◆ Action item
The response should hold each line from the entries below where "icon" is found.

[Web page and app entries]
━━━━

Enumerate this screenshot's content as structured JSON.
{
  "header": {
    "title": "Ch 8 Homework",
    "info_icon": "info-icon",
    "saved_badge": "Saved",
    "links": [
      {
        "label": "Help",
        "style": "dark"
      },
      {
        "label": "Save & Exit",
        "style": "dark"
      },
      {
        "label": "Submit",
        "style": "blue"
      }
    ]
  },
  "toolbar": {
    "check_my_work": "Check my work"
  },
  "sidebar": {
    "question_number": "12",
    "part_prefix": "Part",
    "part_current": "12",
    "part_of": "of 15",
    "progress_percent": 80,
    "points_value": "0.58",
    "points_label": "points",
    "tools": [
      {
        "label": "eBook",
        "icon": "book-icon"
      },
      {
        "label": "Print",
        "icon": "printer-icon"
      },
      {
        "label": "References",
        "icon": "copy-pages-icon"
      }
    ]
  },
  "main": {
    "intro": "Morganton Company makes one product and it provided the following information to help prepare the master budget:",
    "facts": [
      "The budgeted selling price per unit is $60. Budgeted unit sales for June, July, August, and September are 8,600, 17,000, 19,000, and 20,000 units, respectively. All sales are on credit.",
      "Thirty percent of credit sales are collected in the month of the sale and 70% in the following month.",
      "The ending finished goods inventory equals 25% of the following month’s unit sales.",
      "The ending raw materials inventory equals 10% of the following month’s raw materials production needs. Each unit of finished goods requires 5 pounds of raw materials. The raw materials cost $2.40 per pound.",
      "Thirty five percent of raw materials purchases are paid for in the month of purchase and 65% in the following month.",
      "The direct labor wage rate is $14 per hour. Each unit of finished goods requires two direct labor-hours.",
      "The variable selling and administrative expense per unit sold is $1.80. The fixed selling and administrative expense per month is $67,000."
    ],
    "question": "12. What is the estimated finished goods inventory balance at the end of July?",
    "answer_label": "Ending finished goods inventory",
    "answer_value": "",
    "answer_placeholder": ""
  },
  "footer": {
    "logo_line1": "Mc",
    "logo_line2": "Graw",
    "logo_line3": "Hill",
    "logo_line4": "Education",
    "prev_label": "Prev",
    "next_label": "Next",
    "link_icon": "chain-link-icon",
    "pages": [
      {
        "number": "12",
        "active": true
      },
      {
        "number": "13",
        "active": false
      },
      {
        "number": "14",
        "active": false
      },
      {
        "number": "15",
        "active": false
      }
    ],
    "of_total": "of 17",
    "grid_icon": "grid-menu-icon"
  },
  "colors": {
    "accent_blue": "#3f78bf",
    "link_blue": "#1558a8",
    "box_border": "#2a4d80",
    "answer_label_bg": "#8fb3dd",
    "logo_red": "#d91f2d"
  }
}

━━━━

◆ Answer section
    "info_icon": "info-icon",
        "icon": "book-icon"
        "icon": "printer-icon"
        "icon": "copy-pages-icon"
    "link_icon": "chain-link-icon",
    "grid_icon": "grid-menu-icon"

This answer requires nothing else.